“I’ve already called President Tsai Ing-wen and congratulated her,” Han said, according to Hong Kong broadcaster RTHK. “She’s been authorized by Taiwanese people to lead the island in the coming four years. Democracy, freedom and the rule of law are Taiwan’s core values. Taiwanese people have made a decision. As candidates, we will absolutely accept the election results,” he said.
Millions of Taiwanese voters went to the poll stations Saturday to elect their leaders including the president and 113 Legislative Yuan members. Many overseas Taiwanese flew back to the island to cast their votes. Around nightfall unofficial live tallies kept by major local news networks showed the 63-year-old Tsai securing around 56-57 percent of more than 10 million votes counted so far.
This election was seen as an important chance for the 19.3 million Taiwanese voters to express their views on cross-strait relations, given Beijing’s proposal to reunify with Taiwan by replicating Hong Kong’s “one country, two systems” model on the island.
Tsai, the candidate of the Democratic Progressive Party, and Han both said that “one country, two systems” would not be suitable for Taiwan, which would not give up its own sovereignty.
However, Han favored much closer ties with China.
Yun Sun, director of the China Program at the Stimson Center of the Brookings Institution, told the Chinese website of BBC that with Tsai’s victory the mainland will continue to suppress the economy of Taiwan while seeking a dialogue with Tsai, watching to see if she can make some compromises.
If Tsai refuses to accept the 1992 Consensus, which refers to the “one China with different interpretations” principle, the compromises can be some other things such as an amendment of her party’s constitution to rule out “Taiwan independence,” Sun added.
Last November, Tsai indicated her willingness to meet with Chinese President Xi Jinping in a third location when conditions are ripe, such as after her hoped-for re-election. Tsai said the only prerequisite for a meeting with Xi would be Beijing’s respect for the island’s sovereignty and security needs – a demand that Xi is unlikely to agree to.
Some political analysts remained skeptical whether a meeting between Tsai and Xi will be possible, given that Beijing has never ruled out the option of occupying Taiwan by force.
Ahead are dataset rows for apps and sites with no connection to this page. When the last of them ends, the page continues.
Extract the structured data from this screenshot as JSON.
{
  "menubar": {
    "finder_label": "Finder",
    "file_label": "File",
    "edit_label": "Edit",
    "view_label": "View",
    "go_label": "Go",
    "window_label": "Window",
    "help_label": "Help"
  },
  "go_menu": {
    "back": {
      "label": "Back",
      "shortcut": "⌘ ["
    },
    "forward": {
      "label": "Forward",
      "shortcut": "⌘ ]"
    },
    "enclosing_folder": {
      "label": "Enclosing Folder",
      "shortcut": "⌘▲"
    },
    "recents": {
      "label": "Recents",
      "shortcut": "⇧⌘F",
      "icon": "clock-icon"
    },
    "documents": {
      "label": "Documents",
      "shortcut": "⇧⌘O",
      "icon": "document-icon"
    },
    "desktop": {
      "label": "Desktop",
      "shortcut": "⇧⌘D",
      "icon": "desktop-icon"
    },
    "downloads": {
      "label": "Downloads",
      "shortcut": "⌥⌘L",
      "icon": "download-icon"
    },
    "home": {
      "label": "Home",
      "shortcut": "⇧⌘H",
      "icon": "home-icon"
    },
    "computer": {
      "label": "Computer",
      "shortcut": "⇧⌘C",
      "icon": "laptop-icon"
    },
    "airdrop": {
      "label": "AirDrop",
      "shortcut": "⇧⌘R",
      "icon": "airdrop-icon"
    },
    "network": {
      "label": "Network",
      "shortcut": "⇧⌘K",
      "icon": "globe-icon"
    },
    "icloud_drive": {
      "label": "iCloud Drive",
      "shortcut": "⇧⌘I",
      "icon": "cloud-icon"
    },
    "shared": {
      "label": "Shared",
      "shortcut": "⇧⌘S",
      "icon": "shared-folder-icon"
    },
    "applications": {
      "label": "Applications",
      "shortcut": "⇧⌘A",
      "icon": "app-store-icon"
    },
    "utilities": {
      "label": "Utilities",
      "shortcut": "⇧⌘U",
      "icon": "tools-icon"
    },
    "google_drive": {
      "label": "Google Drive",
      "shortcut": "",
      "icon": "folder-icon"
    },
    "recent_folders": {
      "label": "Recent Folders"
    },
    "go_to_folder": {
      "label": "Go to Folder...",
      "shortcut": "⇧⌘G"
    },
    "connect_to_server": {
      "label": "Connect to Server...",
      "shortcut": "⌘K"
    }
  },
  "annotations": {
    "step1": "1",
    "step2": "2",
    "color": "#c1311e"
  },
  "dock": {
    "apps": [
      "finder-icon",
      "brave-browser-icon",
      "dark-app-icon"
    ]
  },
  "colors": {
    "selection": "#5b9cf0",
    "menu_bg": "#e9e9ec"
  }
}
On January 2 of last year, Xi gave a speech to mark the 40th anniversary of the issuance of the “Message to Compatriots in Taiwan” sent by the He said Beijing would try its best to achieve mainland-Taiwan unification but would not give up the option of achieving it by force. He said Beijing would take all possible measures to fight against Taiwan independence.
In March 2019, Wang Yingjin, director of Center for National Unification Research, Renmin University, put forth a new version of “one country, two systems” for Taiwan. Wang proposed that, after the mainland and Taiwan unified, the island’s leader would not be appointed by the central government and would have no need to report to Beijing. He said Taiwan’s top leader should enjoy certain diplomatic rights, he added.
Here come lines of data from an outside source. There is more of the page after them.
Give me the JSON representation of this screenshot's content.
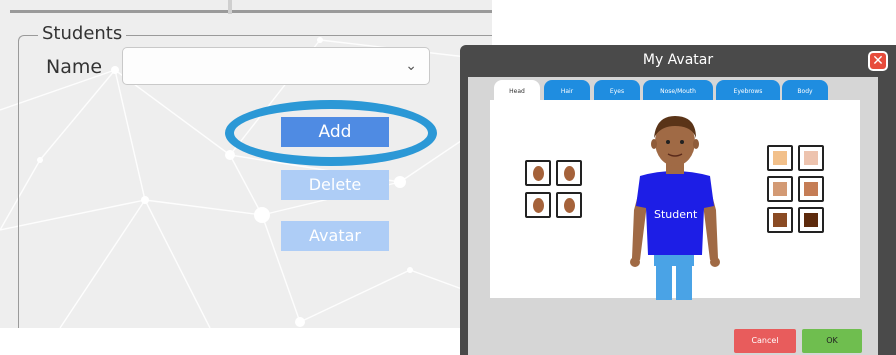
{
  "students_panel": {
    "legend": "Students",
    "name_label": "Name",
    "name_value": "",
    "buttons": {
      "add": "Add",
      "delete": "Delete",
      "avatar": "Avatar"
    }
  },
  "avatar_dialog": {
    "title": "My Avatar",
    "tabs": [
      "Head",
      "Hair",
      "Eyes",
      "Nose/Mouth",
      "Eyebrows",
      "Body"
    ],
    "active_tab": "Head",
    "shirt_text": "Student",
    "skin_tones": [
      "#f2c08a",
      "#edc3ae",
      "#d39a74",
      "#c57d55",
      "#8a4b23",
      "#5d2a0c"
    ],
    "cancel_label": "Cancel",
    "ok_label": "OK"
  },
  "colors": {
    "add_button": "#4f8be3",
    "disabled_button": "#aecdf6",
    "highlight_ring": "#2b98d6",
    "tab_blue": "#1f8de0",
    "shirt_blue": "#1d1ee6"
  }
}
The Tsai administration has rejected such a resolution on many occasions, saying that the “one country, two systems” model has been proven a failure in Hong Kong’s extradition law saga.
Taiwanese journalist Yang Chien-Hao told Asia Times that in general people in Taiwan are not too worried about the mainland’s possible military invasion of the island as the cost for Beijing to do so would be very high if the United States, or even Japan, intervened. Yang said that since Tsai took office in 2016, a lot of overseas Taiwanese businessmen had returned to Taiwan as they were not afraid of worsening cross-strait relations.